Note how many lines in the entries contain the string "time", then give that number and nothing else.

◆ Dataset excerpts
↓
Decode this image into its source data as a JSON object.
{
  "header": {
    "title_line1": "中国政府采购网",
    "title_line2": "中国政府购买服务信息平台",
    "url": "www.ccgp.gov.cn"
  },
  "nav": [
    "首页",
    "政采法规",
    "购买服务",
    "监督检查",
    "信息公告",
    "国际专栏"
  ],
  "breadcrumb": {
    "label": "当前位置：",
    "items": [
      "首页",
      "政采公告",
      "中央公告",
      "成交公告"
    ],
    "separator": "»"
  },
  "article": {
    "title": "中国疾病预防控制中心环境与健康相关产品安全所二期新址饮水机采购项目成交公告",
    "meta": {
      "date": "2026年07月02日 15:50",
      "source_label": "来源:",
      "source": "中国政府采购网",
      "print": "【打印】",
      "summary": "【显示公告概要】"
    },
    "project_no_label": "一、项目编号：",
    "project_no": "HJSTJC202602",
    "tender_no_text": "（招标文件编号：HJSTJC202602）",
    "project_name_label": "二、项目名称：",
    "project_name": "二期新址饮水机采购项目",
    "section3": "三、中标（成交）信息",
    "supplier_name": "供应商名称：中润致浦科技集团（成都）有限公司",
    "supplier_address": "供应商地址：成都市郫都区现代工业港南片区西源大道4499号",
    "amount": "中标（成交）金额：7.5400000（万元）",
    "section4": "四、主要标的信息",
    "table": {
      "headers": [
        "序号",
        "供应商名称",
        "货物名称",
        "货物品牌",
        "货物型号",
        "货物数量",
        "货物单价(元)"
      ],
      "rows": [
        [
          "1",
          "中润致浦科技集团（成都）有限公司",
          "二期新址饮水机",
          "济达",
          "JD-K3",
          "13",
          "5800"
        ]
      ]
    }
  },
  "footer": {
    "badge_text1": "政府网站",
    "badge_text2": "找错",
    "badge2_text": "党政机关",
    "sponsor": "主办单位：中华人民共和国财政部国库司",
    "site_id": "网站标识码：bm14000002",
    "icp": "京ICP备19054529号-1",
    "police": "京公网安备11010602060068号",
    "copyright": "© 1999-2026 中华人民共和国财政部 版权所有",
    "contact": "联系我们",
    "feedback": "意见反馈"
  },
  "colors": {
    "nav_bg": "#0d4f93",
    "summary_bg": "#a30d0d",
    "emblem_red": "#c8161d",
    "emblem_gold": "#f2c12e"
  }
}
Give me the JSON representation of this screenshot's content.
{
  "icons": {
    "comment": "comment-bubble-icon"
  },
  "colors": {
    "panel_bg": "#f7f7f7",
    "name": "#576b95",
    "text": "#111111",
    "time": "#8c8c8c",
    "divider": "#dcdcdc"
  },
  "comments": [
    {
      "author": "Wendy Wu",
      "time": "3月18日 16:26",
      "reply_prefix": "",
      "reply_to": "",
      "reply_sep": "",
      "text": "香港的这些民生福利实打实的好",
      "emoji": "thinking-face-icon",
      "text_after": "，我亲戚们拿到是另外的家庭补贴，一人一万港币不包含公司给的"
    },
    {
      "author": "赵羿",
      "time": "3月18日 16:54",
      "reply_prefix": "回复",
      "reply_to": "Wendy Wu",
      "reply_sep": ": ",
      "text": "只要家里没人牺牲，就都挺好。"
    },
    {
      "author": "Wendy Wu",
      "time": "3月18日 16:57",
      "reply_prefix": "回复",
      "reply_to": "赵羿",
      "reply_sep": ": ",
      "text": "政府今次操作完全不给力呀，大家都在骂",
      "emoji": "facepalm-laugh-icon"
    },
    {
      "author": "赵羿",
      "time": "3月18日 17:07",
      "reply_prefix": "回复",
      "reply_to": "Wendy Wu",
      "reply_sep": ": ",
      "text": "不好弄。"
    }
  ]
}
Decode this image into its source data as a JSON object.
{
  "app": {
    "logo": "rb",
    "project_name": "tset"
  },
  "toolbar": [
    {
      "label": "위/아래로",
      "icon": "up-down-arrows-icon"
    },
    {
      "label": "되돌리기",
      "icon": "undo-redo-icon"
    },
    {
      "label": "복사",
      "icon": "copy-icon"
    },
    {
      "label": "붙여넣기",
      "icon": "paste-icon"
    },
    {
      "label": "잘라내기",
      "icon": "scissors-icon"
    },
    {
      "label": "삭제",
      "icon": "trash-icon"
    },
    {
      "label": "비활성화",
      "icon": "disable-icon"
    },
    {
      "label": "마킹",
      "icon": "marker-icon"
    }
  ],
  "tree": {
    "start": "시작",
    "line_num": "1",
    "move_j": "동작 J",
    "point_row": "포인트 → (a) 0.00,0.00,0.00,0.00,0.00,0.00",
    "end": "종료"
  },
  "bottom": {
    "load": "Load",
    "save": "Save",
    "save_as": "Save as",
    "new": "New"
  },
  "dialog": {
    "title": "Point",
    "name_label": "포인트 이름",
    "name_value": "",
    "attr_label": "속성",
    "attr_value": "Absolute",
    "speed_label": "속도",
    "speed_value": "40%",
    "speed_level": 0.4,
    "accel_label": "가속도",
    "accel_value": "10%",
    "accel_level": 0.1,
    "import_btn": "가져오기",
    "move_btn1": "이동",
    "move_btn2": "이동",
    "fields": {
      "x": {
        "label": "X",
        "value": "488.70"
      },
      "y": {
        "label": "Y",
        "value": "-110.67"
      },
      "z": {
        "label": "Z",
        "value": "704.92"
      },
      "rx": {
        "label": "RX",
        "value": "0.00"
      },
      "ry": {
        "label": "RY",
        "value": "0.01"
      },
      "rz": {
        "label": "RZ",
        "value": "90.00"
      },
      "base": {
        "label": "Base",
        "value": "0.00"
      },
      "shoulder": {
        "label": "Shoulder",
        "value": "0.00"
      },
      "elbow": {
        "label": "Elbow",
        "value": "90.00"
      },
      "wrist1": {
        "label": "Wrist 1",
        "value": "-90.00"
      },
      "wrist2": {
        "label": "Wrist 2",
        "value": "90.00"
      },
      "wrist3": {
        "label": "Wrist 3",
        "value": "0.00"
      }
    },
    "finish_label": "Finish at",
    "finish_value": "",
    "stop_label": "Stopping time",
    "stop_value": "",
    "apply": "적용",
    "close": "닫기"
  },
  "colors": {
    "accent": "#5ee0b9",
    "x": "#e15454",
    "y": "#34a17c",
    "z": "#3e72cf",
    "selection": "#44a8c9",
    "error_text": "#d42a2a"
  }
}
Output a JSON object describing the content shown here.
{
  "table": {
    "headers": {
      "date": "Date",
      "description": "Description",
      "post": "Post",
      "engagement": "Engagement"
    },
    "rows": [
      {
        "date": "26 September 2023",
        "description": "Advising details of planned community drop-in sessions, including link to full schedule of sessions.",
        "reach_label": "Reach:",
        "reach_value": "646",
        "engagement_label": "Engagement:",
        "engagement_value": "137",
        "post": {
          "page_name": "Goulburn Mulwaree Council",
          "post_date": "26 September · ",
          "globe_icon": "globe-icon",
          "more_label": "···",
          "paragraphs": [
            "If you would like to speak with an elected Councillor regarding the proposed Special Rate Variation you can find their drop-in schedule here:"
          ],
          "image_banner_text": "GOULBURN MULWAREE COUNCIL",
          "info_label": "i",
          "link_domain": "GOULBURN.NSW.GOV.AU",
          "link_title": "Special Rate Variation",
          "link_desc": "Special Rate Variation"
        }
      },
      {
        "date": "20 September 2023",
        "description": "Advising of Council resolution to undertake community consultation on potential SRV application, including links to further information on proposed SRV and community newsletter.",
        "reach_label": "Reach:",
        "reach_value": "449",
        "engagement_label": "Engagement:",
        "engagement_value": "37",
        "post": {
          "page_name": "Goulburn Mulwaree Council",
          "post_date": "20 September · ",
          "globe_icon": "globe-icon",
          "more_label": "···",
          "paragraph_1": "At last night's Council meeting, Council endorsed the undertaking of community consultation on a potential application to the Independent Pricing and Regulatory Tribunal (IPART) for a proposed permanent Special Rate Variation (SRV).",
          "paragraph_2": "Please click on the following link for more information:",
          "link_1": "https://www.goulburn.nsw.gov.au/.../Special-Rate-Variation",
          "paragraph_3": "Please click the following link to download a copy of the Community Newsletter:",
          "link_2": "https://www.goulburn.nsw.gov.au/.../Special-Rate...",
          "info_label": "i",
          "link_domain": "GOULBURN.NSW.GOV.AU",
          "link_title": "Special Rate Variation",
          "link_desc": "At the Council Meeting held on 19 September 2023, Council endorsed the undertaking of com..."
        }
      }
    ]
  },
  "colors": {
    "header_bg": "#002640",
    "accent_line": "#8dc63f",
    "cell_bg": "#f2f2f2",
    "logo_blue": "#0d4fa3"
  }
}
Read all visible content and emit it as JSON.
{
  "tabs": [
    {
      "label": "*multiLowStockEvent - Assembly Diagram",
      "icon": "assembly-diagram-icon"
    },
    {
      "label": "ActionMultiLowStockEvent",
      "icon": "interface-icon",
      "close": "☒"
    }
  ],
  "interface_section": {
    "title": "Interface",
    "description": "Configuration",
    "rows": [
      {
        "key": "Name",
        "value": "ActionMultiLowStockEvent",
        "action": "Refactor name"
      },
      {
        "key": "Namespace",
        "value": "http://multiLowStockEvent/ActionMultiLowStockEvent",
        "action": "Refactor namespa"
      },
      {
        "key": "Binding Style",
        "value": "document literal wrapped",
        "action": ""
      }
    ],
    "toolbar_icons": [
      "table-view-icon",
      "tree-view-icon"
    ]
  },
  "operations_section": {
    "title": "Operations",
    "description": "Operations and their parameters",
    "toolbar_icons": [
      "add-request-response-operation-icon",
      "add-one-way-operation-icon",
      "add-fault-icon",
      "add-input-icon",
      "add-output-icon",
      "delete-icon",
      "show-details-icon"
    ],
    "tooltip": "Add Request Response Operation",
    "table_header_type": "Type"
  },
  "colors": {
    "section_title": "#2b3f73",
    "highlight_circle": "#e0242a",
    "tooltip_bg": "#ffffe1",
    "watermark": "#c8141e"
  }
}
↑
◆ Exercise solution
6